PubMed | Asahikawa University, University of Chicago and Tsumura Research Laboratories Tsumura & Co.
Type: Journal Article | Journal: Pharmacology research & perspectives | Year: 2016
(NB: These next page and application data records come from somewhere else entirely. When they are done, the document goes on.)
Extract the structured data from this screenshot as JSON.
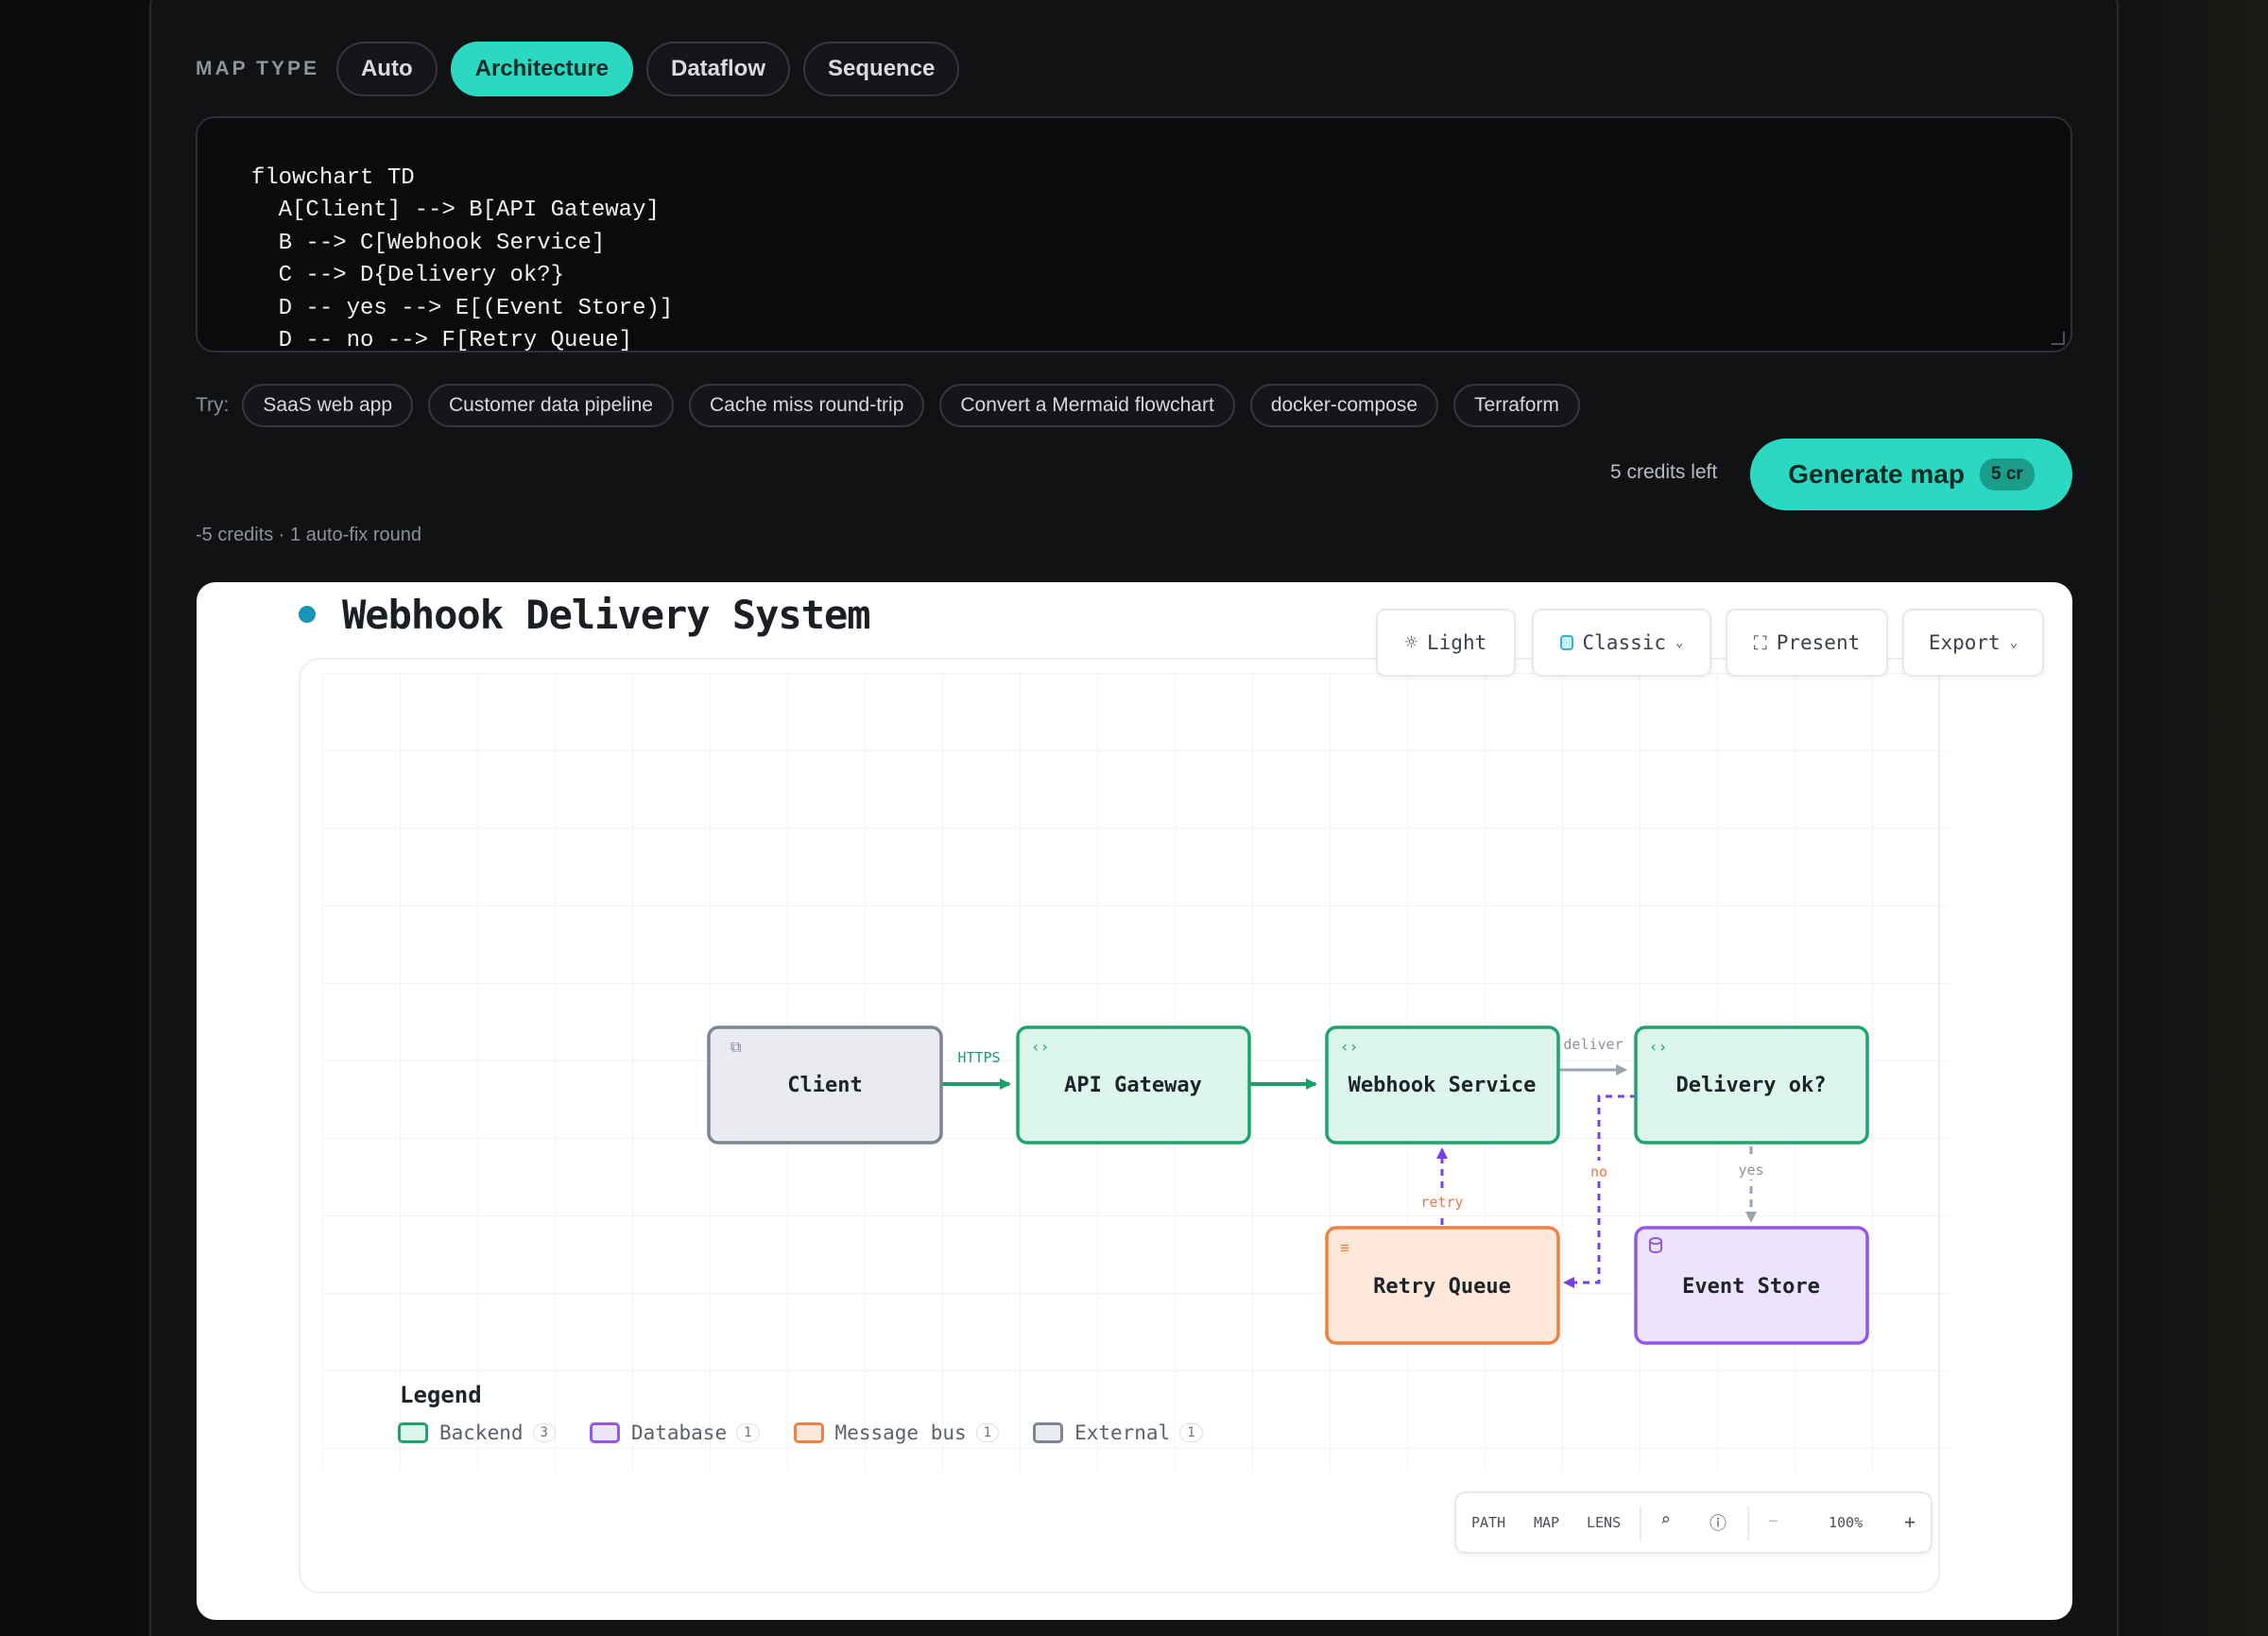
{
  "map_type": {
    "label": "MAP TYPE",
    "options": [
      "Auto",
      "Architecture",
      "Dataflow",
      "Sequence"
    ],
    "selected": "Architecture"
  },
  "editor": {
    "code": "flowchart TD\n    A[Client] --> B[API Gateway]\n    B --> C[Webhook Service]\n    C --> D{Delivery ok?}\n    D -- yes --> E[(Event Store)]\n    D -- no --> F[Retry Queue]\n    F --> C"
  },
  "try": {
    "label": "Try:",
    "chips": [
      "SaaS web app",
      "Customer data pipeline",
      "Cache miss round-trip",
      "Convert a Mermaid flowchart",
      "docker-compose",
      "Terraform"
    ]
  },
  "generate": {
    "credits_left": "5 credits left",
    "button_label": "Generate map",
    "cost_badge": "5 cr",
    "note": "-5 credits · 1 auto-fix round"
  },
  "canvas": {
    "title": "Webhook Delivery System",
    "toolbar": {
      "light": "Light",
      "style": "Classic",
      "present": "Present",
      "export": "Export"
    },
    "nodes": {
      "client": "Client",
      "api_gateway": "API Gateway",
      "webhook_service": "Webhook Service",
      "delivery_ok": "Delivery ok?",
      "retry_queue": "Retry Queue",
      "event_store": "Event Store"
    },
    "edge_labels": {
      "https": "HTTPS",
      "deliver": "deliver",
      "yes": "yes",
      "no": "no",
      "retry": "retry"
    },
    "legend": {
      "title": "Legend",
      "items": [
        {
          "label": "Backend",
          "count": "3",
          "color": "#1fa36e"
        },
        {
          "label": "Database",
          "count": "1",
          "color": "#9b6ae8"
        },
        {
          "label": "Message bus",
          "count": "1",
          "color": "#ef8a4a"
        },
        {
          "label": "External",
          "count": "1",
          "color": "#8a93a3"
        }
      ]
    },
    "controls": {
      "path": "PATH",
      "map": "MAP",
      "lens": "LENS",
      "minus": "−",
      "zoom": "100%",
      "plus": "+"
    }
  },
  "colors": {
    "accent": "#2bd9c2",
    "backend_fill": "#dcf6ec",
    "backend_stroke": "#1fa36e",
    "external_fill": "#e9ebf0",
    "external_stroke": "#7d8595",
    "bus_fill": "#fde8d9",
    "bus_stroke": "#ee8040",
    "db_fill": "#ece4fb",
    "db_stroke": "#9357e6"
  }
}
Many pharmaceutical agents not only require microbial metabolism for increased bioavailability and bioactivity, but also have direct effects on gut microbial assemblage and function. We examined the possibility that these actions are not mutually exclusive and may be mutually reinforcing in ways that enhance long-term of these agents. Daikenchuto, TU-100, is a traditional Japanese medicine containing ginseng. Conversion of the ginsenoside Rb1 (Rb1) to bioactive compound K (CK) requires bacterial metabolism. Diet-incorporated TU-100 was administered to mice over a period of several weeks. T-RFLP and 454 pyrosequencing were performed to analyze the time-dependent effects on fecal microbial membership. Fecal microbial capacity to metabolize Rb1 to CK was measured by adding TU-100 or ginseng to stool samples to assess the generation of bioactive metabolites. Levels of metabolized TU-100 components in plasma and in stool samples were measured by LC-MS/MS. Cecal and stool short-chain fatty acids were measured by GC-MS. Dietary administration of TU-100 for 28days altered the gut microbiota, increasing several bacteria genera including members of Clostridia and Lactococcus lactis. Progressive capacity of microbiota to convert Rb1 to CK was observed over the 28days administration of dietary TU-100. Concomitantly with these changes, increases in all SCFA were observed in cecal contents and in acetate and butyrate content of the stool. Chronic consumption of dietary TU-100 promotes changes in gut microbiota enhancing metabolic capacity of TU-100 and increased bioavailability. We believe these findings have broad implications in optimizing the efficacy of natural compounds that depend on microbial bioconversion in general.